* YOUR TASK *
Copy out all the lines in the records that include the word "Women".

RECORD EXCERPTS: Begin

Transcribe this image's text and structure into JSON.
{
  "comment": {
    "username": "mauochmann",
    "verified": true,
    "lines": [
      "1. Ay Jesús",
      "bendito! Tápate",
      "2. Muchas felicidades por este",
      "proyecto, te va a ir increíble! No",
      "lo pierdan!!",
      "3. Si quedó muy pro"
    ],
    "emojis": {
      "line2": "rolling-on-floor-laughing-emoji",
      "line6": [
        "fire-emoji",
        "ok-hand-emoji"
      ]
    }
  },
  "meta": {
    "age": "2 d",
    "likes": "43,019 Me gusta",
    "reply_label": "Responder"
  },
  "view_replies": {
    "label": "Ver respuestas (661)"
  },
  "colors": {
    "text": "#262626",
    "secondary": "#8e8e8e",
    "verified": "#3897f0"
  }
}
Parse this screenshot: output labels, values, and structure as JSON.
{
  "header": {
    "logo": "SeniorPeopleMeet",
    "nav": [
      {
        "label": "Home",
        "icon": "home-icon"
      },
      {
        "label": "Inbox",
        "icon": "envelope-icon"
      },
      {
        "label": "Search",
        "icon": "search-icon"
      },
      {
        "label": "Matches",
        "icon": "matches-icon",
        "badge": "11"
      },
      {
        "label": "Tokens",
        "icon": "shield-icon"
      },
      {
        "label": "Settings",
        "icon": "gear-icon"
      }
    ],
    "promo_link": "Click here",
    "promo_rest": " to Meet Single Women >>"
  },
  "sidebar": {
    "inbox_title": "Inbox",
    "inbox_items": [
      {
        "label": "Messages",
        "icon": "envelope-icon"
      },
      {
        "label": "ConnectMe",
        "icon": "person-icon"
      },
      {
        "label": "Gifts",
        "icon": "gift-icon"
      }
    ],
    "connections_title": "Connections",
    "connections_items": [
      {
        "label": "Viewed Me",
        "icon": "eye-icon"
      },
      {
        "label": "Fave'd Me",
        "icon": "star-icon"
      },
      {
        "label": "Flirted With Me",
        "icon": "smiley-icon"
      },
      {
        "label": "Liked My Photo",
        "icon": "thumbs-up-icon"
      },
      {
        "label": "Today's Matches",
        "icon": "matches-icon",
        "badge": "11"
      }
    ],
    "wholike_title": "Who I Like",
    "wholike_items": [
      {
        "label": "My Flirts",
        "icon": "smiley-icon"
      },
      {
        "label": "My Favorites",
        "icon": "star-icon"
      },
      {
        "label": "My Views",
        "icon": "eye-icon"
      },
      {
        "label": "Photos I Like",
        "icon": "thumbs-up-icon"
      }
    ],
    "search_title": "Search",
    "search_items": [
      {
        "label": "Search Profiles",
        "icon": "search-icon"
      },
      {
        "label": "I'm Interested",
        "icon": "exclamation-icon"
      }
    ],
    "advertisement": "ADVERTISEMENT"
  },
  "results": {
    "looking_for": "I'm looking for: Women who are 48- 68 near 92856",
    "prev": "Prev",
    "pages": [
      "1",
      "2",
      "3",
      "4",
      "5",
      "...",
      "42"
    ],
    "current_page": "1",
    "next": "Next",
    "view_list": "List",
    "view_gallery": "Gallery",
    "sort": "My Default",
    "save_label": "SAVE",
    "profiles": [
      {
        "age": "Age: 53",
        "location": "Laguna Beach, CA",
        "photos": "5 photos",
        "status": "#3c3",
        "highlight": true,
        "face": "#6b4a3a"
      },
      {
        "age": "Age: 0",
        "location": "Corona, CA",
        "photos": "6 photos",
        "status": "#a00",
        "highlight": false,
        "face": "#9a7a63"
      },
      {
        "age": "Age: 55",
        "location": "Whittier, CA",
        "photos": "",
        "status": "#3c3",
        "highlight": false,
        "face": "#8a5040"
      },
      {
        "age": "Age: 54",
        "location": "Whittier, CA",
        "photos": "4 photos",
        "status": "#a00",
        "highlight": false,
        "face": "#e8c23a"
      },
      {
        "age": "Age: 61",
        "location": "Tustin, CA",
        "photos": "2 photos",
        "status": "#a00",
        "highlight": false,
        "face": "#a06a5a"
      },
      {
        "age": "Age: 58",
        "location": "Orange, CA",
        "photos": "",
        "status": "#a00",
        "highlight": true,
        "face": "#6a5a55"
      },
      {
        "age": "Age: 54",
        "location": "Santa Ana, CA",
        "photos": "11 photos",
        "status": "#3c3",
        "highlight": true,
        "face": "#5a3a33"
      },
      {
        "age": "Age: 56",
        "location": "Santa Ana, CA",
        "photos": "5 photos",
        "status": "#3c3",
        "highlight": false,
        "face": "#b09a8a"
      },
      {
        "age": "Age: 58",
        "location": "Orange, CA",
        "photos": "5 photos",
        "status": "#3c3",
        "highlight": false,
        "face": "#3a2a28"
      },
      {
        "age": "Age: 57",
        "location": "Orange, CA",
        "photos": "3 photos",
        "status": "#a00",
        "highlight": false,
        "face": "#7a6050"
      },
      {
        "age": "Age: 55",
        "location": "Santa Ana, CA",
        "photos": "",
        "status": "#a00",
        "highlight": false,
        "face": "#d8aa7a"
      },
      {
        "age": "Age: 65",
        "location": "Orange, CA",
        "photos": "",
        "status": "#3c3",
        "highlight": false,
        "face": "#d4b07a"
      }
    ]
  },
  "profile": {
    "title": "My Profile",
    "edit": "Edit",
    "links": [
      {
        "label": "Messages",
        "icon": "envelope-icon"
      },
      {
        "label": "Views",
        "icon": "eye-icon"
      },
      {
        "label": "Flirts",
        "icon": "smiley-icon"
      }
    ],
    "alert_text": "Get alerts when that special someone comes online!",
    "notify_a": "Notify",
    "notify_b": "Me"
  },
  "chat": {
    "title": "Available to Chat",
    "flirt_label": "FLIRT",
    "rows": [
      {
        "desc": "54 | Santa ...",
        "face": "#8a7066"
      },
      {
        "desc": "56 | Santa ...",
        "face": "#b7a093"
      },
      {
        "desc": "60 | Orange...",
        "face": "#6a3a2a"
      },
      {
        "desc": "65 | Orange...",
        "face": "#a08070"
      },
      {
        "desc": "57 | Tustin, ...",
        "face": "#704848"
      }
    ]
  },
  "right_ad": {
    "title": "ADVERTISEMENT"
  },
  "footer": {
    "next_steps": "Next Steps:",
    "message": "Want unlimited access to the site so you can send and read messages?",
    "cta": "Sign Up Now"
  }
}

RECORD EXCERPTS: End

* EXERCISE RESPONSE *
    "promo_rest": " to Meet Single Women >>"
    "looking_for": "I'm looking for: Women who are 48- 68 near 92856",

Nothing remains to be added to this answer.